[8] The “Final Report of the Expert Committee to Evaluate Feasibility Study Report and Scheme of Development of the Phulbari Coal Project” is in Bangla. A summary, hereafter ECR (2007), has been translated into English and is included with this submission.

[9] Roger Moody (2008: 65), “ Phulbari Coal: a Parlous Project , hereafter Moody ( 2008).

[10] Asia Energy Corporation changed its name to Global Coal Management Resources on January 11, 2007.  However, its 2008 contract to explore Phulbari's coal reserves is in the name of GCM's wholly owned subsidiary in Bangladesh, the Asia Energy Corporation (Bangladesh) Pty Limited. The subsequent incorporation and name changes of the company, as well as agreements signed with Bangladesh’s Bureau of Mineral Development, are detailed in ECR (2007: 4).

[11] Moody (2008: 61).

[12] “ Death and taxes: the true toll of tax dodging,” A Christian Aid Report (2008: 5), hereafter Christian Aid (2008).

[13] Christian Aid (2008: 6 & 8).

[14] Action Aid, “Hole in the pocket: why unpaid taxes are the missing link in development finance,” Action Aid Briefing Paper (November 2008: 16 & 17), hereafter Action Aid (2008).

[15] GCM Resources plc, 01 February 2012, “Interim results for the six months ended 31 December 2011,” RSN Number: 5444W , hereafter GCM (2012).

[16] Anu Muhammad, 2007, “ Projects of Mass Destruction (PMD) and Asian Development Bank (ADB): The Case of Phulbari Coal Project ,” The National Committee to Protect Oil, Gas, Mineral Resources, Power and Port, Bangladesh, posted September 6, 2007 at: .).

[17] ECR (2007: 7).

[18] ECR (2007: 6).

[19] ECR (2007: 7).

[20] ECR (2007: 5 & 6).

[21] ECR (2007: 3 & 6-9).

[22] GCM (2012).

[23] Human Rights Watch (2010), “ Crossfire: Continued Human Rights Abuses by Bangladesh’s Rapid Action Battalion .”

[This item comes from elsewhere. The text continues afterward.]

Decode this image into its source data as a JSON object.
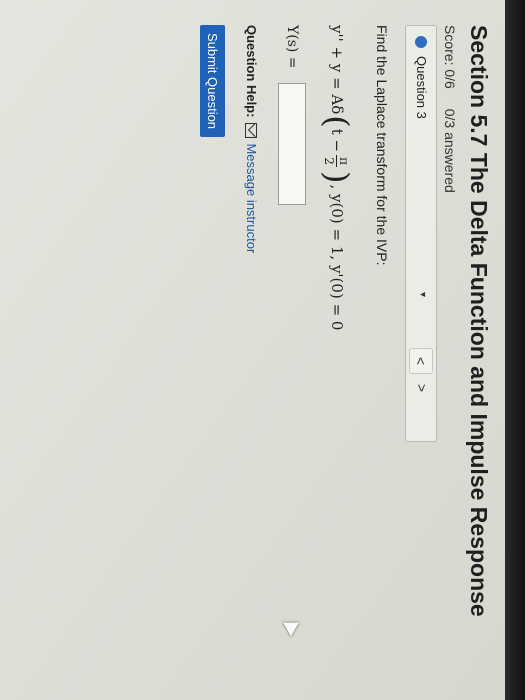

[24] “ Quarters against open-pit mining not assured at PM’s assurance ,” New Age , January 18, 2012.

Prepared 22nd February 2012